Event: 2015 Meltzer Fellowship in Medical Ethics, Department of Medicine, Columbia University Medical Center
Presentation Date: February 27, 2015
Event Location: New York, NY
Jay I. Meltzer Fellowship in Medical Ethics
The Meltzer Fellowship gives internal medicine residents the unique opportunity to research medical ethics issues and present their findings to their peers. The fellowship program was conceived by Dr. Jay Meltzer, clinical professor of medicine, and designed by Dr. Lerner in collaboration with Dr. Rothman. It is funded by the Vidda Foundation. Each Meltzer Fellow selects one case for an in-depth analysis of its ethical issues and analyzes the relevant literature. The work culminates in a case presentation to the medical center community.
To learn more about the Jay I. Meltzer Fellowship in Medical Ethics click here.
As a physician-architect, I propose to address the issue of design ethics as applied to the healthcare environment. Throughout my clinical training, I have noted instances of the harmful effects of unpleasant spaces. Through this presentation, I consider the need for an alliance between design and ethics whereby the architect can assist the physician.

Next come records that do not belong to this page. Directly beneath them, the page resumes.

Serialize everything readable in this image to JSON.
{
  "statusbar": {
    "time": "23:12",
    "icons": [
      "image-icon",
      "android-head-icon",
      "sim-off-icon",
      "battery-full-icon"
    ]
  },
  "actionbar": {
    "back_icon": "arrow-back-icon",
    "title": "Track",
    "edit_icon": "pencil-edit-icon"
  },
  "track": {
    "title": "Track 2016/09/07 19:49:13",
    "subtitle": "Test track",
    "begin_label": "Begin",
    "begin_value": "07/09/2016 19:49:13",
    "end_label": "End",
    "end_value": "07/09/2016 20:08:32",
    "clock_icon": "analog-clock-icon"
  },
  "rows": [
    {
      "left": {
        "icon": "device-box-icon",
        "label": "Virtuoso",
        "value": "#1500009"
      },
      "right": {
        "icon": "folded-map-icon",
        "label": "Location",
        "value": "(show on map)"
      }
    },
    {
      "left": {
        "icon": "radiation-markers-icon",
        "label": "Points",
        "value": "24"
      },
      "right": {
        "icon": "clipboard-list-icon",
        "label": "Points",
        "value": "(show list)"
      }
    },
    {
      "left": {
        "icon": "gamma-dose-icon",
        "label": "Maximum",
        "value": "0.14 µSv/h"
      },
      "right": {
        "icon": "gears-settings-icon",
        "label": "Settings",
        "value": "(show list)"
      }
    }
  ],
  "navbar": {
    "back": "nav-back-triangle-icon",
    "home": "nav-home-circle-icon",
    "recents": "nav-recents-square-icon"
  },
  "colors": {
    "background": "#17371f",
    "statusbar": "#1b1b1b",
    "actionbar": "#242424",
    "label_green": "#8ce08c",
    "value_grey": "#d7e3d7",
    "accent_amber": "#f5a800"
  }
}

Beyond Traditional Clinical Ethics
Architects working on healthcare projects face ethical choices:
- Do the designs for healthcare facilities include elements which enhance or harm the institution’s duty of care for the patients and families?
- How do architectural designs emphasize the well-being not only of patients, but also those who care for them?
- Do architects acknowledge ethical issues surrounding patient vulnerability and family stress associated with hospitalization?
- To what extent should non-medical needs of family members and visitors be a factor in deciding the merits of specific designs for hospital architecture?
Designing for Basic Rights
Privacy and confidentiality are considered basic rights. Safeguarding personal health information is an ethical and legal obligation. Can privacy be created architecturally when shared patient spaces are still a reality? As we move into an era of high-tech environments, what are the ethical implications of cameras integrated into the patient room design? In the realm of institutional design, some prison buildings have been shown to violate human rights. Healthy design is a growing topic, where natural light and ventilation are considered fundamental for those incarcerated. In contrast, patient and staff spaces within hospitals are still often without access to daylight. Are building codes changing?
- Patient and staff satisfaction can be greatly enhanced by well-designed facilities.
- Beyond patient satisfaction, the architecture can be considered in the therapeutic benefit or harm to the patient. The growing field of Evidence-Based Design demonstrates that architectural design itself serves as therapy and the environment can improve healing.
- There exists a relative shortage of compassionate spaces in healthcare facilities and clinical staff is too often excluded from being provided areas for emotional expression.
Architectural design solutions are increasingly recognized as impacting the well-being of those using the spaces, both in causing harm and improving clinical outcomes.